*What the task asks*: Write out all of the entries exactly as given.
*** Records shown Section Begins ***
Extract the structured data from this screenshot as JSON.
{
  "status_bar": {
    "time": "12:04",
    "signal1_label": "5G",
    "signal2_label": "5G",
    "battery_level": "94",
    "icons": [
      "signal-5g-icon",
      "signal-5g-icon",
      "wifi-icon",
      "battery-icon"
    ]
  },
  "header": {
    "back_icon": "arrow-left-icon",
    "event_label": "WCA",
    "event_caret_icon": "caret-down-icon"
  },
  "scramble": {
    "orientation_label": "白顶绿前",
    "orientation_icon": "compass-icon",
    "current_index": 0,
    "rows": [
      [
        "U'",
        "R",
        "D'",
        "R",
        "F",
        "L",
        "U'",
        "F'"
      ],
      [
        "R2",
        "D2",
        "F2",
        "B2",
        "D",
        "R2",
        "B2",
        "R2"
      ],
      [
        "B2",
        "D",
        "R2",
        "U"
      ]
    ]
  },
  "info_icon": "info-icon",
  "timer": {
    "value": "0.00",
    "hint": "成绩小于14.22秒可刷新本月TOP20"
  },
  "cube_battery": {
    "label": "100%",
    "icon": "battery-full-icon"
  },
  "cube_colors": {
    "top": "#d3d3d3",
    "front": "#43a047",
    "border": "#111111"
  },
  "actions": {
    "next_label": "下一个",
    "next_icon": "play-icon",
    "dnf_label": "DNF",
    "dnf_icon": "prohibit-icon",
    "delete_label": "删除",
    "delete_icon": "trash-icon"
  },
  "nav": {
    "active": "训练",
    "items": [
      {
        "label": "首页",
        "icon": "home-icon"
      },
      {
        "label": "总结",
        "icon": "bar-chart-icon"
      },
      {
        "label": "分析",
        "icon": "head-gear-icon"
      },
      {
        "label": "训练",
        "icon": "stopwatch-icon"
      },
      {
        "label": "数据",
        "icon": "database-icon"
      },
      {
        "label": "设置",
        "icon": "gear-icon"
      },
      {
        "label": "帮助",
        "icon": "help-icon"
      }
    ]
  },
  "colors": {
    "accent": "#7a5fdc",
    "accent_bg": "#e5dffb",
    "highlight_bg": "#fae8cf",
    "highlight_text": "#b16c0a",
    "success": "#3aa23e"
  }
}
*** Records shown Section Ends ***
*Output*:
Extract the structured data from this screenshot as JSON.
{
  "status_bar": {
    "time": "12:04",
    "signal1_label": "5G",
    "signal2_label": "5G",
    "battery_level": "94",
    "icons": [
      "signal-5g-icon",
      "signal-5g-icon",
      "wifi-icon",
      "battery-icon"
    ]
  },
  "header": {
    "back_icon": "arrow-left-icon",
    "event_label": "WCA",
    "event_caret_icon": "caret-down-icon"
  },
  "scramble": {
    "orientation_label": "白顶绿前",
    "orientation_icon": "compass-icon",
    "current_index": 0,
    "rows": [
      [
        "U'",
        "R",
        "D'",
        "R",
        "F",
        "L",
        "U'",
        "F'"
      ],
      [
        "R2",
        "D2",
        "F2",
        "B2",
        "D",
        "R2",
        "B2",
        "R2"
      ],
      [
        "B2",
        "D",
        "R2",
        "U"
      ]
    ]
  },
  "info_icon": "info-icon",
  "timer": {
    "value": "0.00",
    "hint": "成绩小于14.22秒可刷新本月TOP20"
  },
  "cube_battery": {
    "label": "100%",
    "icon": "battery-full-icon"
  },
  "cube_colors": {
    "top": "#d3d3d3",
    "front": "#43a047",
    "border": "#111111"
  },
  "actions": {
    "next_label": "下一个",
    "next_icon": "play-icon",
    "dnf_label": "DNF",
    "dnf_icon": "prohibit-icon",
    "delete_label": "删除",
    "delete_icon": "trash-icon"
  },
  "nav": {
    "active": "训练",
    "items": [
      {
        "label": "首页",
        "icon": "home-icon"
      },
      {
        "label": "总结",
        "icon": "bar-chart-icon"
      },
      {
        "label": "分析",
        "icon": "head-gear-icon"
      },
      {
        "label": "训练",
        "icon": "stopwatch-icon"
      },
      {
        "label": "数据",
        "icon": "database-icon"
      },
      {
        "label": "设置",
        "icon": "gear-icon"
      },
      {
        "label": "帮助",
        "icon": "help-icon"
      }
    ]
  },
  "colors": {
    "accent": "#7a5fdc",
    "accent_bg": "#e5dffb",
    "highlight_bg": "#fae8cf",
    "highlight_text": "#b16c0a",
    "success": "#3aa23e"
  }
}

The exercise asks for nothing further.